Travis McGee isn’t sure he wants to take on his newest prospective client, despite the fact that his “retirement fund” is running low. Something about Mona Yeoman annoys him, however much he might sympathize with the fact that she’s stuck in a loveless marriage to a rich man who has robbed her of her father’s estate. However, his mind is made up for him when a sniper’s bullet cuts Mona’s life short and Travis finds himself on the wrong side of the local police after her body disappears.
Everyone seems to believe that Mona skipped town with a local professor she’d been seeing behind her husband’s back. Travis has his work cut out for him convincing the police that he isn’t just a part of her scheme. Once he does, he keeps poking around. Did Mona’s rich husband get tired of her complaints, or is someone trying to get to him through her? Either way, why cover up the murder but leave the eyewitness alive?

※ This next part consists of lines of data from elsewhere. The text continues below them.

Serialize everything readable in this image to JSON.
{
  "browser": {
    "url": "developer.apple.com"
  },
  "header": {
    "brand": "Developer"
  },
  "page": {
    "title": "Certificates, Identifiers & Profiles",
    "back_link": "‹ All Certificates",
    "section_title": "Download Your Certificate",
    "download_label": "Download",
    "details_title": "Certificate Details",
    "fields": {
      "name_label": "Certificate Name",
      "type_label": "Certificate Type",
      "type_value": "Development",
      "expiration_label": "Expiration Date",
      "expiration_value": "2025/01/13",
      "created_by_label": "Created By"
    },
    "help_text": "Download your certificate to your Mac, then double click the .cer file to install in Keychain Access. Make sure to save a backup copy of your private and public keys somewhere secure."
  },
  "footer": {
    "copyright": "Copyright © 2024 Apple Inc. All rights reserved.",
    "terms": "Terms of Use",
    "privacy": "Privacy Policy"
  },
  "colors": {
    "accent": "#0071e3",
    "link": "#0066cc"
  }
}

Travis McGee is kind of a male wish-fulfillment fantasy. He’s always the smartest, toughest guy in the room and he always has the best comeback. And he certainly always knows better than the silly, scared women who come to him for help. A Purple Place for Dying features a fairly hysterical example of the damsel in distress, as McGee takes the professor’s repressed spinsterish sister into his care and, in addition to finding out what happened to her brother, shows her that she doesn’t have to be afraid of sex after all.
It says a lot about John D. Macdonald’s writing that despite all the heavy-duty misogyny on display they’re still a lot of fun to read. The mystery at the heart of A Purple Place for Dying is very satisfying, with a solution steeped in the worst of human nature.